About this exercise:
Pick every line out of the entries below that has the string "time", and copy it.
────────────────────
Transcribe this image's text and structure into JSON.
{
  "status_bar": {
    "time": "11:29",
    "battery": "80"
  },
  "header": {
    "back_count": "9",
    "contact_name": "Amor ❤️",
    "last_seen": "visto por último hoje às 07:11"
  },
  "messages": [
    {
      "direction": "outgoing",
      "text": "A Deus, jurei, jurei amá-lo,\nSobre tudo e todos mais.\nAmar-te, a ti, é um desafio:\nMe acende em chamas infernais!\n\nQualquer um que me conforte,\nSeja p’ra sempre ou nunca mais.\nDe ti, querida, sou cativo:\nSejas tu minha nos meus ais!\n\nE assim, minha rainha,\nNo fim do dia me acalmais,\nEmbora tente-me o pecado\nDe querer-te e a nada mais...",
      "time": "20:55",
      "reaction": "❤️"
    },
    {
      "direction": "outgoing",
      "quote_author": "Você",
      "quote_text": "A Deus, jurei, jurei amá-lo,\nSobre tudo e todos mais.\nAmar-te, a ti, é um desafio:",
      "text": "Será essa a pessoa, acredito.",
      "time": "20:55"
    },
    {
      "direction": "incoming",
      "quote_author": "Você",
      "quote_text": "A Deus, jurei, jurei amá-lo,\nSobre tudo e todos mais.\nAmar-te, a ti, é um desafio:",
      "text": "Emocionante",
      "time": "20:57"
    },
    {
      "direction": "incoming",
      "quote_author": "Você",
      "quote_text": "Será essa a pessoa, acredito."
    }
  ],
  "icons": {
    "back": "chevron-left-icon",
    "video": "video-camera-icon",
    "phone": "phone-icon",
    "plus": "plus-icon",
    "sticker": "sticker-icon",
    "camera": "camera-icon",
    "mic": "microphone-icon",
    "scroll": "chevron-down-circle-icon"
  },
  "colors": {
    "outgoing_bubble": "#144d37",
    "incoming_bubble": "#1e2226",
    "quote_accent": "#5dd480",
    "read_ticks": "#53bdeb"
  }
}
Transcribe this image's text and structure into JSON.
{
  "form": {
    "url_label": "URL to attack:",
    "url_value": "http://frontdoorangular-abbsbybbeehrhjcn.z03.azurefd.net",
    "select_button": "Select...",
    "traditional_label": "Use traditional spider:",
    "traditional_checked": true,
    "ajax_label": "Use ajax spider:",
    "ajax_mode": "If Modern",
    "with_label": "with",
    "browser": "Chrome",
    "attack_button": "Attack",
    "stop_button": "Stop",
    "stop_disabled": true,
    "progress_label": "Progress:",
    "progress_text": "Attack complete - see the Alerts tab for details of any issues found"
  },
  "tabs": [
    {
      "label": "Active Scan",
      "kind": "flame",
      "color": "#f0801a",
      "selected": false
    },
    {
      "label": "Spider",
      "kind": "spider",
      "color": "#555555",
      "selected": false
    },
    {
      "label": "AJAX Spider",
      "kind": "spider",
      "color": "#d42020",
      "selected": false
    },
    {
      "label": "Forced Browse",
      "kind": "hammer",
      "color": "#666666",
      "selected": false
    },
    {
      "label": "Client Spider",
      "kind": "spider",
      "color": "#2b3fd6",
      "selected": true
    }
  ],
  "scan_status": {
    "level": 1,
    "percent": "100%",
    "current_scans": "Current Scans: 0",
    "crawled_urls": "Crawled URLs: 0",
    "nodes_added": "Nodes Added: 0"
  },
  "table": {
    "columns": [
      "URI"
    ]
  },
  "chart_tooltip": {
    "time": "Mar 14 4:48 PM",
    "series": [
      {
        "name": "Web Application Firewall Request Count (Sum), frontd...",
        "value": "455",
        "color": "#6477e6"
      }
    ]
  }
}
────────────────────
Answer to this exercise:
    "time": "11:29",
      "time": "20:55",
      "time": "20:55"
      "time": "20:57"
    "time": "Mar 14 4:48 PM",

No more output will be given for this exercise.